## Data records
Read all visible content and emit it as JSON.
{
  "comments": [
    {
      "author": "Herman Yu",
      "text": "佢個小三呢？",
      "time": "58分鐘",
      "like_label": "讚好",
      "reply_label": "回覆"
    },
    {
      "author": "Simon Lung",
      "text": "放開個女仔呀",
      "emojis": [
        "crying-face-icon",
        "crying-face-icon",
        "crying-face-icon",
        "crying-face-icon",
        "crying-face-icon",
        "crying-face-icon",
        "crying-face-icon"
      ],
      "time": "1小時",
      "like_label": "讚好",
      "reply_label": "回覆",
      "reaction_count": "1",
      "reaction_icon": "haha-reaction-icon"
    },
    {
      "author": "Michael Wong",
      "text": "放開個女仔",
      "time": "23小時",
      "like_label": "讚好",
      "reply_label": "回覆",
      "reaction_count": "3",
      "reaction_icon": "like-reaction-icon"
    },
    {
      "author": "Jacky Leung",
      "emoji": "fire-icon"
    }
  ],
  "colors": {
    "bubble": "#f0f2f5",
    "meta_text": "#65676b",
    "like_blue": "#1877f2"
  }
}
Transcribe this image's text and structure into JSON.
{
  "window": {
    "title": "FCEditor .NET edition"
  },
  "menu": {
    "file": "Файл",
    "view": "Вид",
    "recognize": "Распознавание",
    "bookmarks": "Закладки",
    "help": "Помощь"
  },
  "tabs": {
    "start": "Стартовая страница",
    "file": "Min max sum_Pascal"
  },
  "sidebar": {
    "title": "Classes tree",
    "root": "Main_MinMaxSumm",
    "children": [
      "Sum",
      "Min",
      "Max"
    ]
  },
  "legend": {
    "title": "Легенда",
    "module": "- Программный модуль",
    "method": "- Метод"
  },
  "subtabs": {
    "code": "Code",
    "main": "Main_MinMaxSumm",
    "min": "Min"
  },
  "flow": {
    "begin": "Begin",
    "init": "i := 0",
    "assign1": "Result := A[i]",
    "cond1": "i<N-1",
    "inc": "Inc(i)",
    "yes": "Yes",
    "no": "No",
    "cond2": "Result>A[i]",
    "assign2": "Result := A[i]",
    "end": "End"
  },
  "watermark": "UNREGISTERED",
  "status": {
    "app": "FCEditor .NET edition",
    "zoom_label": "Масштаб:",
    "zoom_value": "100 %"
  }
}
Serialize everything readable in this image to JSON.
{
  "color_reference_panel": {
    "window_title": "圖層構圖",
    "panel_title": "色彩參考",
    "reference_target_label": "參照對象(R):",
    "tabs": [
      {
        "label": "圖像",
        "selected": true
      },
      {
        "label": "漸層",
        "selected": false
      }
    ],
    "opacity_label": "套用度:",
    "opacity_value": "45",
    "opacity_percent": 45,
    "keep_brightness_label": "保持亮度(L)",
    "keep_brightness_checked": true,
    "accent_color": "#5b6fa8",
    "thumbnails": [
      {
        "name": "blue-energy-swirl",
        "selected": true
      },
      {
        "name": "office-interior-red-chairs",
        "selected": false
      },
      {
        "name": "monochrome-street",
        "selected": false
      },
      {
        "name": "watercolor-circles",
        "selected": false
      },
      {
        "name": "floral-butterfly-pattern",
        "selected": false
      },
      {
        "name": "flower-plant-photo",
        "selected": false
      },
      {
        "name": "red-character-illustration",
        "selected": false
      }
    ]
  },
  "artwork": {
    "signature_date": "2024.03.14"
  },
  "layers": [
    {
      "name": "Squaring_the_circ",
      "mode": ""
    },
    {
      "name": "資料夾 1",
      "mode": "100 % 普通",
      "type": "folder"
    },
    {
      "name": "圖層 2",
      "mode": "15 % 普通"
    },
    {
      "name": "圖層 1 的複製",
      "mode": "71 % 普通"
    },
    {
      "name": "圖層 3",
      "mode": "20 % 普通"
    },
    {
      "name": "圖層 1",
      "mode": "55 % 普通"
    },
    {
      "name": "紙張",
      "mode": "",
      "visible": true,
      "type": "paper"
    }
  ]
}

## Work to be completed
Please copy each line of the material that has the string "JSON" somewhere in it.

## Result below
Read all visible content and emit it as JSON.
Transcribe this image's text and structure into JSON.
Serialize everything readable in this image to JSON.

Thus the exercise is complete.